We have the further issue of fully fledged republican activists often being bestowed with the veil of neutrality, often by outlets who are little more that propaganda platforms for the liberal elite establishment.
Contributors such as Patricia MacBride, Chris Donnelly and Andree Murphy, all of whom the BBC regularly describe in neutral terms simply as ‘commentators’, are ardent republican activists and indeed at least two of those three are believed to be current members of Sinn Fein.
Let us contrast this when unionist/loyalist contributors are on. To name but a few examples; Tim Cairns is a “former DUP SpAd”, Nelson McCausland is “Former DUP MLA” and I am a “loyalist commentator”. Where is the fairness in this?

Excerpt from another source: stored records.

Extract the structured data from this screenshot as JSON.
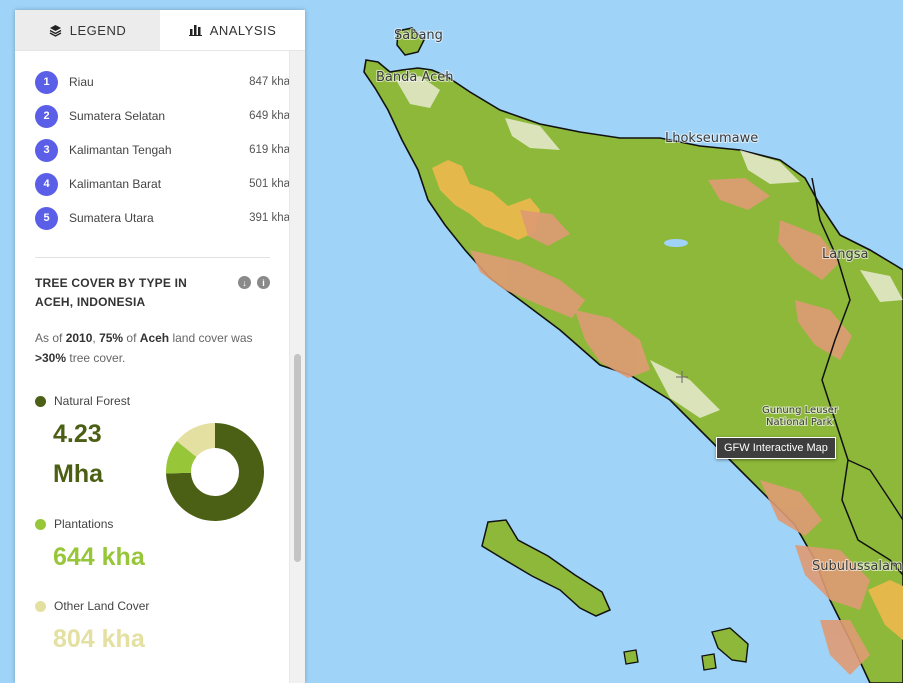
{
  "tabs": [
    {
      "label": "LEGEND",
      "icon": "layers-icon"
    },
    {
      "label": "ANALYSIS",
      "icon": "bar-chart-icon"
    }
  ],
  "ranking": [
    {
      "rank": "1",
      "name": "Riau",
      "value": "847 kha"
    },
    {
      "rank": "2",
      "name": "Sumatera Selatan",
      "value": "649 kha"
    },
    {
      "rank": "3",
      "name": "Kalimantan Tengah",
      "value": "619 kha"
    },
    {
      "rank": "4",
      "name": "Kalimantan Barat",
      "value": "501 kha"
    },
    {
      "rank": "5",
      "name": "Sumatera Utara",
      "value": "391 kha"
    }
  ],
  "widget": {
    "title": "TREE COVER BY TYPE IN ACEH, INDONESIA",
    "sentence": {
      "pre": "As of ",
      "year": "2010",
      "sep": ", ",
      "percent": "75%",
      "of": " of ",
      "region": "Aceh",
      "mid": " land cover was ",
      "threshold": ">30%",
      "post": " tree cover."
    },
    "icons": [
      "download-icon",
      "info-icon"
    ]
  },
  "chart_data": {
    "type": "pie",
    "categories": [
      "Natural Forest",
      "Plantations",
      "Other Land Cover"
    ],
    "values": [
      4230,
      644,
      804
    ],
    "units": "kha",
    "display_values": [
      "4.23 Mha",
      "644 kha",
      "804 kha"
    ],
    "colors": [
      "#4b5f15",
      "#97c639",
      "#e3e0a1"
    ]
  },
  "map": {
    "labels": [
      "Sabang",
      "Banda Aceh",
      "Lhokseumawe",
      "Langsa",
      "Gunung Leuser",
      "National Park",
      "Subulussalam"
    ],
    "tooltip": "GFW Interactive Map",
    "colors": {
      "water": "#9fd3f7",
      "forest": "#8db83a",
      "plantation": "#e0a073",
      "other": "#e8b84a"
    }
  }
}
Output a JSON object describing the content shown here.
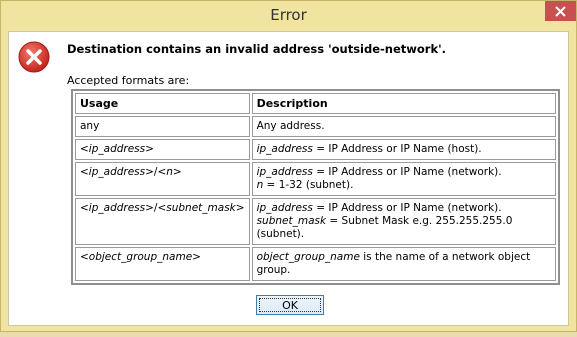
{
  "window": {
    "title": "Error"
  },
  "message": {
    "text": "Destination contains an invalid address 'outside-network'.",
    "icon": "error-icon",
    "accepted_label": "Accepted formats are:"
  },
  "table": {
    "headers": [
      "Usage",
      "Description"
    ],
    "rows": [
      {
        "usage": "any",
        "desc_line1_plain": "Any address."
      },
      {
        "usage": "<ip_address>",
        "desc_line1_term": "ip_address",
        "desc_line1_rest": " = IP Address or IP Name (host)."
      },
      {
        "usage_term1": "<ip_address>",
        "usage_sep": "/",
        "usage_term2": "<n>",
        "desc_line1_term": "ip_address",
        "desc_line1_rest": " = IP Address or IP Name (network).",
        "desc_line2_term": "n",
        "desc_line2_rest": " = 1-32 (subnet)."
      },
      {
        "usage_term1": "<ip_address>",
        "usage_sep": "/",
        "usage_term2": "<subnet_mask>",
        "desc_line1_term": "ip_address",
        "desc_line1_rest": " = IP Address or IP Name (network).",
        "desc_line2_term": "subnet_mask",
        "desc_line2_rest": " = Subnet Mask e.g. 255.255.255.0 (subnet)."
      },
      {
        "usage": "<object_group_name>",
        "desc_line1_term": "object_group_name",
        "desc_line1_rest": " is the name of a network object group."
      }
    ]
  },
  "buttons": {
    "ok_label": "OK"
  },
  "colors": {
    "title_bar": "#f1e4a0",
    "close_button": "#c75050",
    "error_icon": "#d9342b"
  }
}
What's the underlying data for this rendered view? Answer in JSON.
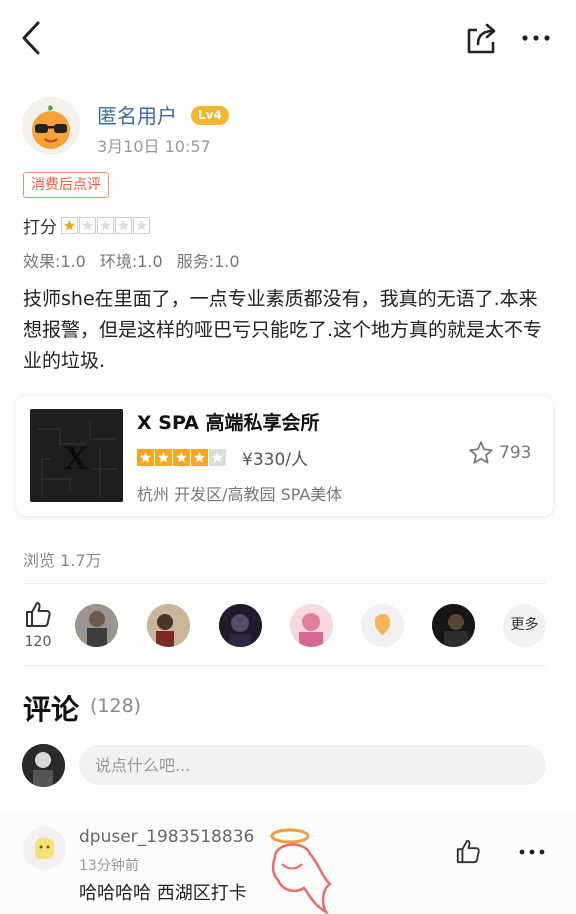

I certainly am not a neutral, and I doubt Tim or Nelson would claim to be either. But nor are the partisan republican contributors who are afforded neutral titles. That creates an imbalance; when we have Patricia MacBride, Chris Donnelly or Andree Murphy coming on and being presented simply as a commentator, many of those who don’t follow politics closely may believe they are neutral observers of the political scene and therefore place enhanced credibility on what they believe is an impartial and balanced analysis. The viewers or listeners aren’t informed that in fact such contributors are far from neutral, rather they are partisan republican activists, and often members of Sinn Fein.
Stephen Nolan’s rebuke of the liberal elite establishment circle of ‘acceptable’ commentators during today’s show should start a conversation about the commentariat in general, and wider than that on the idea that the media in Northern Ireland are obliged to engage in convenient ‘peace process’ journalism.